"Besides a snazzy website and 'impressive' committee members, I cannot tell what they have done with the Sh2.7 billion and 10 tons of in-kind contributions meant to be distributed in Mukuru kwa Njenga 10 days ago. As of today, I do not know whether it has happened."

The activist wants the response teams to be truly multi-disciplinary for a whole rounded response that resonates with the challenges that people struggle with daily.

For example, she said, if the teams had an expert in cross-border migration health management during emergencies, “the government would have avoided the foolish confrontations that ensued with Tanzanian and the 40km long queue on the Tanzanian side.”

Further, she explained, with a genuinely multi-disciplinary team in place, there can be a balance between the biomedical response and the socioeconomic factors on the ground. These enable maximum cooperation from citizens.

International Center for Policy and Conflict executive director Ndung’u Wainaina told the Star Kenya needs an independent central audit mechanism at the Treasury to account for all Covid-19 funds to ensure transparency, accountability and probity.

Such an account could be managed jointly by the National Treasury, the Central Bank of Kenya and the Council of Governors, with the office of Auditor General given full access. A daily Treasury statement would be published, accounting for all funds, outlining all inflows and their source and all outflows to properly identified government ministries, departments or agencies.
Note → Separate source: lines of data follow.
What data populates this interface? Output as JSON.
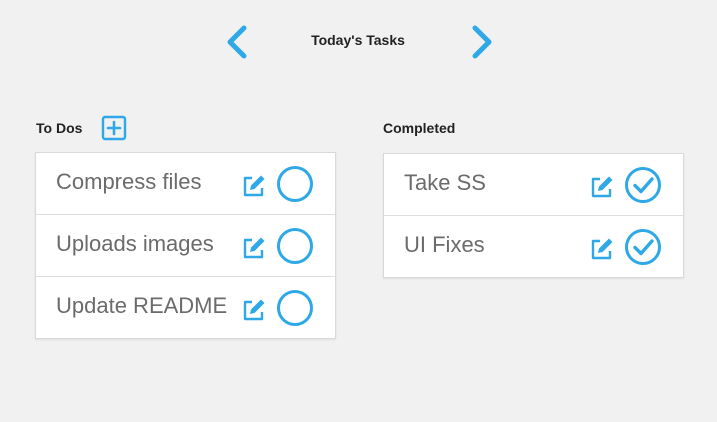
{
  "header": {
    "title": "Today's Tasks",
    "prev_icon": "chevron-left-icon",
    "next_icon": "chevron-right-icon"
  },
  "todos": {
    "heading": "To Dos",
    "add_icon": "plus-square-icon",
    "items": [
      {
        "label": "Compress files",
        "done": false
      },
      {
        "label": "Uploads images",
        "done": false
      },
      {
        "label": "Update README",
        "done": false
      }
    ]
  },
  "completed": {
    "heading": "Completed",
    "items": [
      {
        "label": "Take SS",
        "done": true
      },
      {
        "label": "UI Fixes",
        "done": true
      }
    ]
  },
  "colors": {
    "accent": "#2ea8e6",
    "background": "#f1f1f1",
    "card": "#ffffff",
    "text": "#6b6b6b",
    "heading": "#222222"
  }
}
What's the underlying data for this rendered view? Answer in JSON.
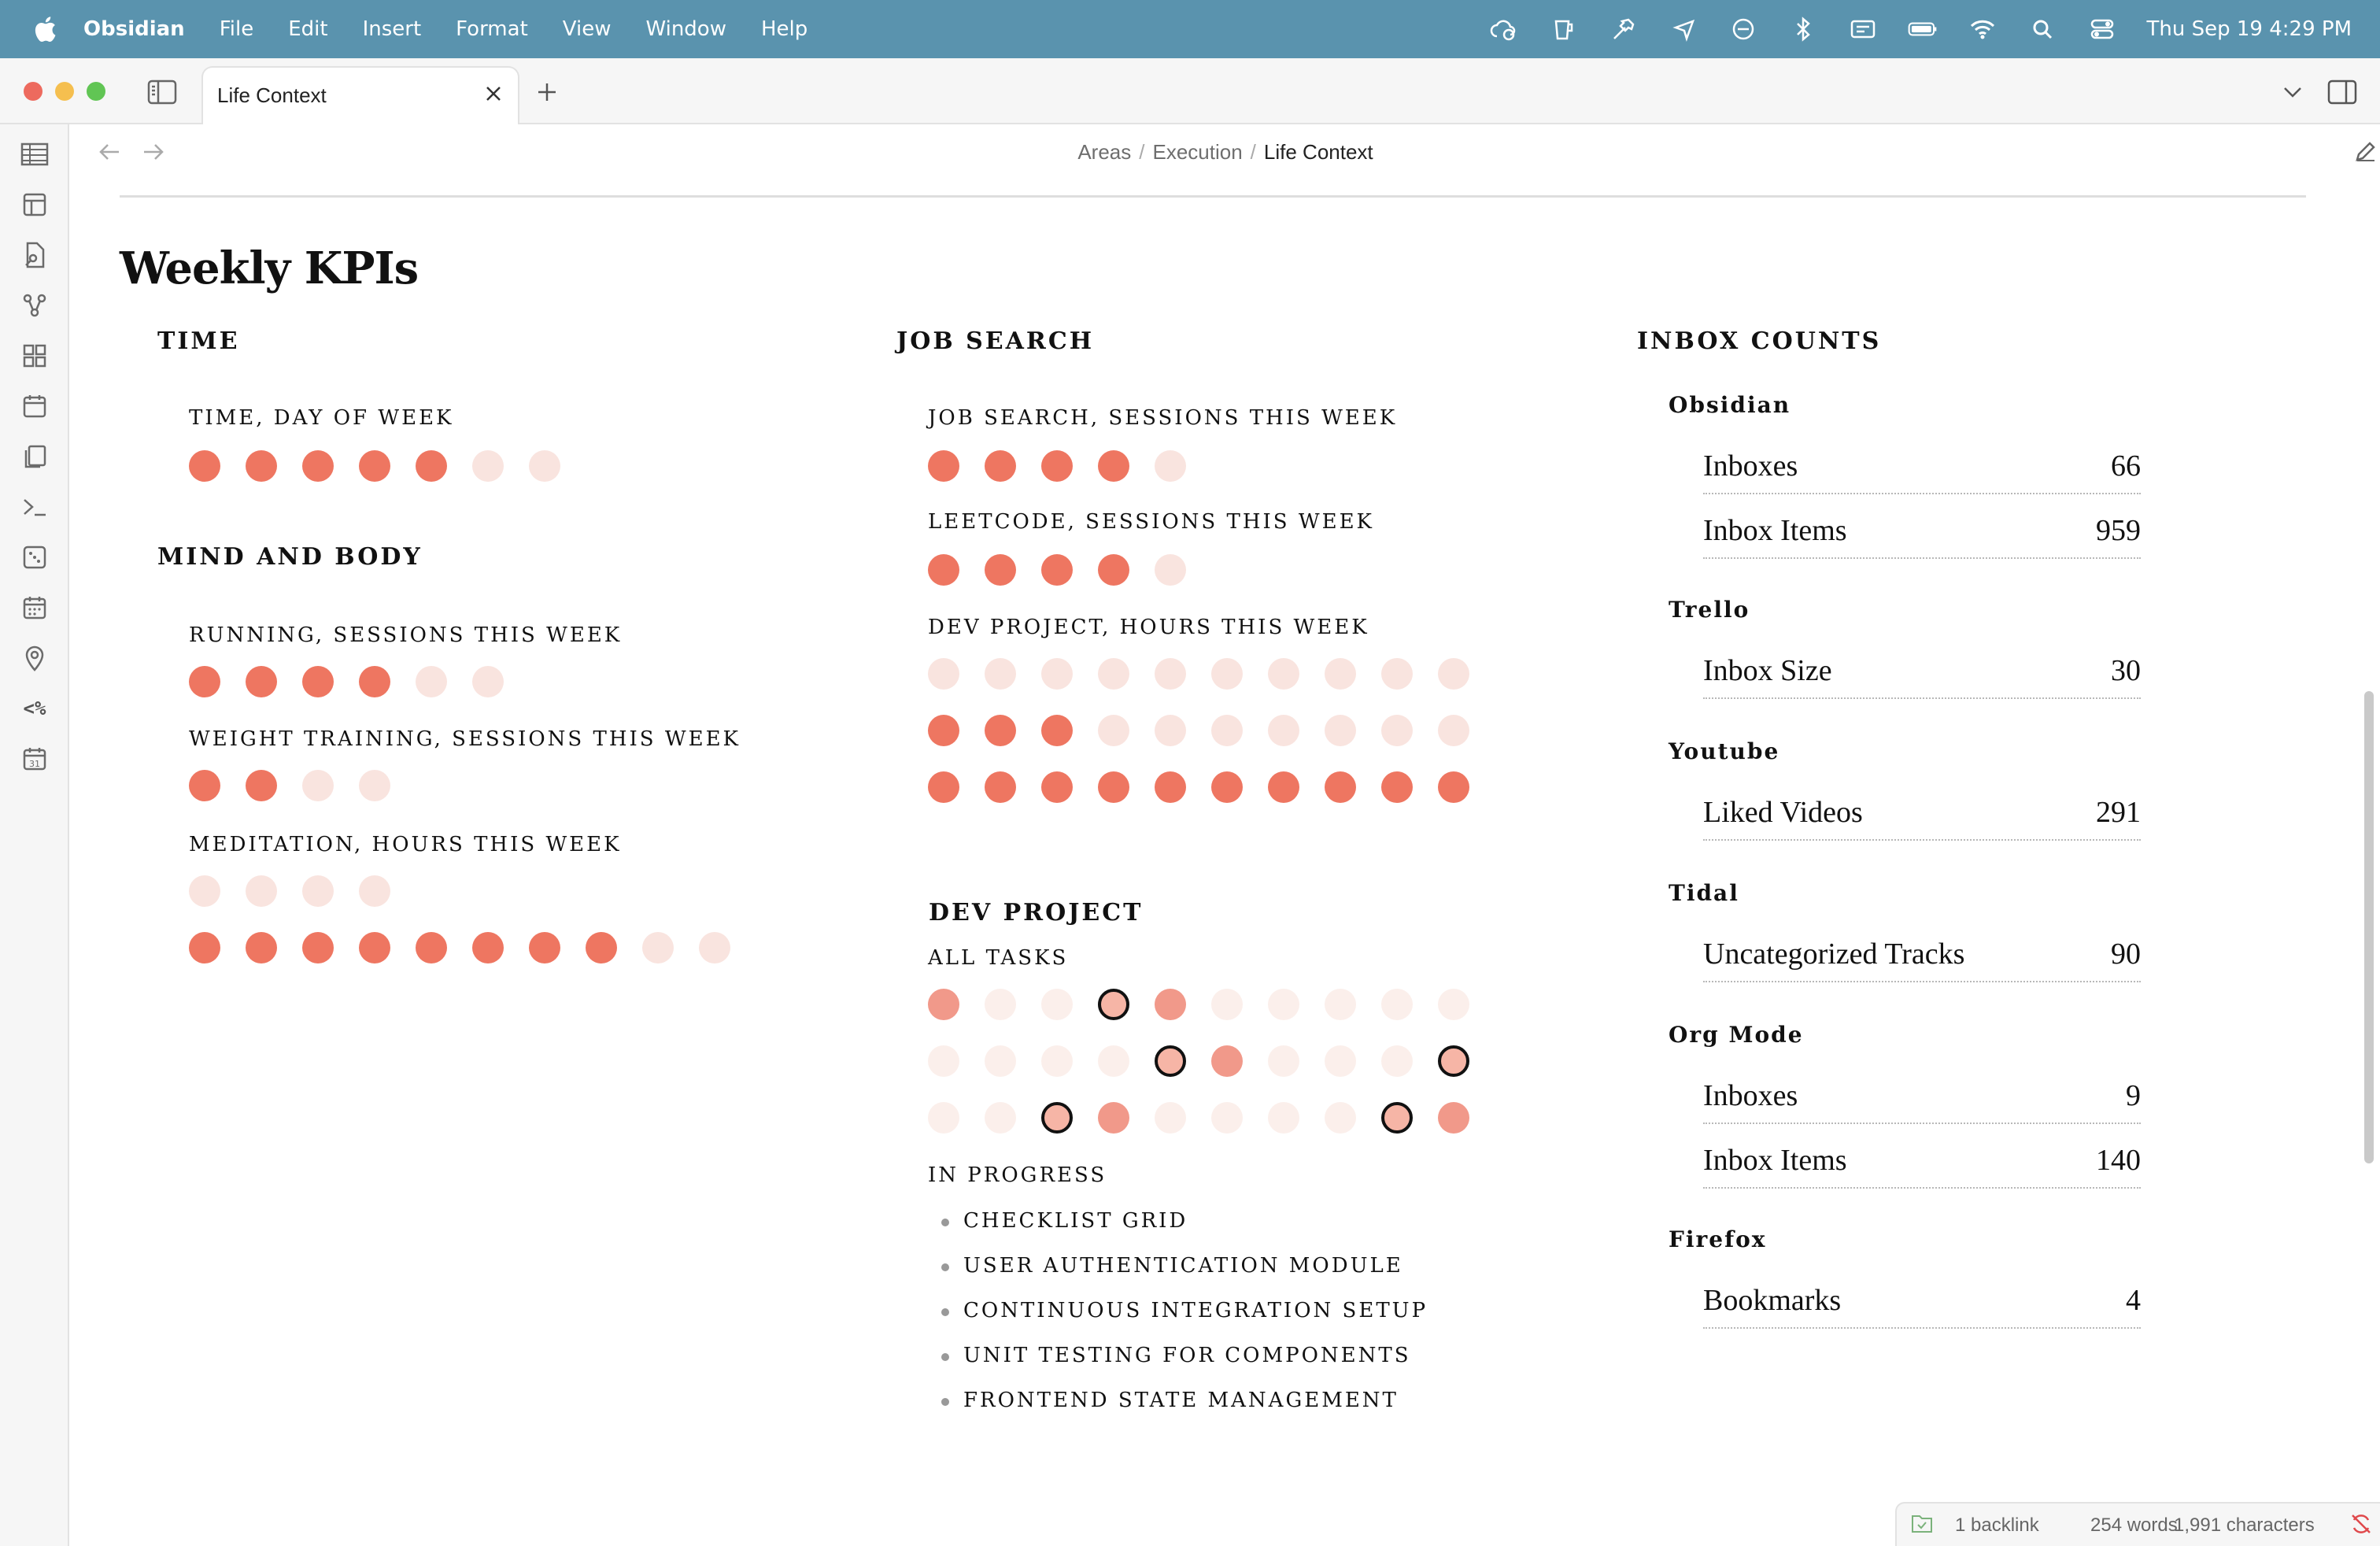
{
  "menubar": {
    "app_name": "Obsidian",
    "menus": [
      "File",
      "Edit",
      "Insert",
      "Format",
      "View",
      "Window",
      "Help"
    ],
    "clock": "Thu Sep 19  4:29 PM"
  },
  "tab": {
    "title": "Life Context"
  },
  "breadcrumb": {
    "part1": "Areas",
    "part2": "Execution",
    "current": "Life Context",
    "sep": "/"
  },
  "page": {
    "title": "Weekly KPIs"
  },
  "sections": {
    "time": {
      "heading": "TIME",
      "kpis": [
        {
          "label": "TIME, DAY OF WEEK",
          "filled": 5,
          "total": 7
        }
      ]
    },
    "mind_body": {
      "heading": "MIND AND BODY",
      "kpis": [
        {
          "label": "RUNNING, SESSIONS THIS WEEK",
          "filled": 4,
          "total": 6
        },
        {
          "label": "WEIGHT TRAINING, SESSIONS THIS WEEK",
          "filled": 2,
          "total": 4
        },
        {
          "label": "MEDITATION, HOURS THIS WEEK",
          "rows": [
            {
              "filled": 0,
              "total": 4
            },
            {
              "filled": 8,
              "total": 10
            }
          ]
        }
      ]
    },
    "job_search": {
      "heading": "JOB SEARCH",
      "kpis": [
        {
          "label": "JOB SEARCH, SESSIONS THIS WEEK",
          "filled": 4,
          "total": 5
        },
        {
          "label": "LEETCODE, SESSIONS THIS WEEK",
          "filled": 4,
          "total": 5
        },
        {
          "label": "DEV PROJECT, HOURS THIS WEEK",
          "rows": [
            {
              "filled": 0,
              "total": 10
            },
            {
              "filled": 3,
              "total": 10
            },
            {
              "filled": 10,
              "total": 10
            }
          ]
        }
      ]
    },
    "dev_project": {
      "heading": "DEV PROJECT",
      "all_tasks_label": "ALL TASKS",
      "task_rows": [
        [
          "mid",
          "faint",
          "faint",
          "ring",
          "mid",
          "faint",
          "faint",
          "faint",
          "faint",
          "faint"
        ],
        [
          "faint",
          "faint",
          "faint",
          "faint",
          "ring",
          "mid",
          "faint",
          "faint",
          "faint",
          "ring"
        ],
        [
          "faint",
          "faint",
          "ring",
          "mid",
          "faint",
          "faint",
          "faint",
          "faint",
          "ring",
          "mid"
        ]
      ],
      "in_progress_label": "IN PROGRESS",
      "in_progress": [
        "CHECKLIST GRID",
        "USER AUTHENTICATION MODULE",
        "CONTINUOUS INTEGRATION SETUP",
        "UNIT TESTING FOR COMPONENTS",
        "FRONTEND STATE MANAGEMENT"
      ]
    },
    "inbox_counts": {
      "heading": "INBOX COUNTS",
      "groups": [
        {
          "name": "Obsidian",
          "rows": [
            {
              "label": "Inboxes",
              "value": "66"
            },
            {
              "label": "Inbox Items",
              "value": "959"
            }
          ]
        },
        {
          "name": "Trello",
          "rows": [
            {
              "label": "Inbox Size",
              "value": "30"
            }
          ]
        },
        {
          "name": "Youtube",
          "rows": [
            {
              "label": "Liked Videos",
              "value": "291"
            }
          ]
        },
        {
          "name": "Tidal",
          "rows": [
            {
              "label": "Uncategorized Tracks",
              "value": "90"
            }
          ]
        },
        {
          "name": "Org Mode",
          "rows": [
            {
              "label": "Inboxes",
              "value": "9"
            },
            {
              "label": "Inbox Items",
              "value": "140"
            }
          ]
        },
        {
          "name": "Firefox",
          "rows": [
            {
              "label": "Bookmarks",
              "value": "4"
            }
          ]
        }
      ]
    }
  },
  "statusbar": {
    "backlinks": "1 backlink",
    "words": "254 words",
    "characters": "1,991 characters"
  },
  "colors": {
    "dot_on": "#ee7661",
    "dot_off": "#f9e4df",
    "menubar": "#5a93ae"
  },
  "icons": {
    "ribbon": [
      "table-icon",
      "layout-icon",
      "search-file-icon",
      "graph-icon",
      "blocks-icon",
      "calendar-icon",
      "copy-icon",
      "terminal-icon",
      "dice-icon",
      "calendar-grid-icon",
      "map-pin-icon",
      "templater-icon",
      "calendar-31-icon"
    ]
  }
}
Wainaina also called for the government to publish all names of companies and individuals contracted to provide any Covid-19 goods and services, details such as contracts, amounts paid and how the firms or people were selected.

Emergencies of varied nature are the new norm, Wainaina said,  reiterating Wandayi that the “mitigation efforts are vulnerable to corruption.

“Sadly, the following influx of funds, goods and services are particularly vulnerable to corruption and have a high chance of being subject to waste and mismanagement,” he said.

In fact, to ensure further accountability, Ndung’u said the Covid-19 funds should not be disbursed any further without appropriation by the National Parliament.

“The National Treasury must always liaise with the Parliament to pass a supplementary budget or re-prioritise budgetary allocation for the utilisation of the funds based on the estimated total collection for the year.

It must detail the needs submitted by the affected MDAs together with estimated costs, as the basis for the allocation of funds, to enable post expenditure reporting and audit,” he added.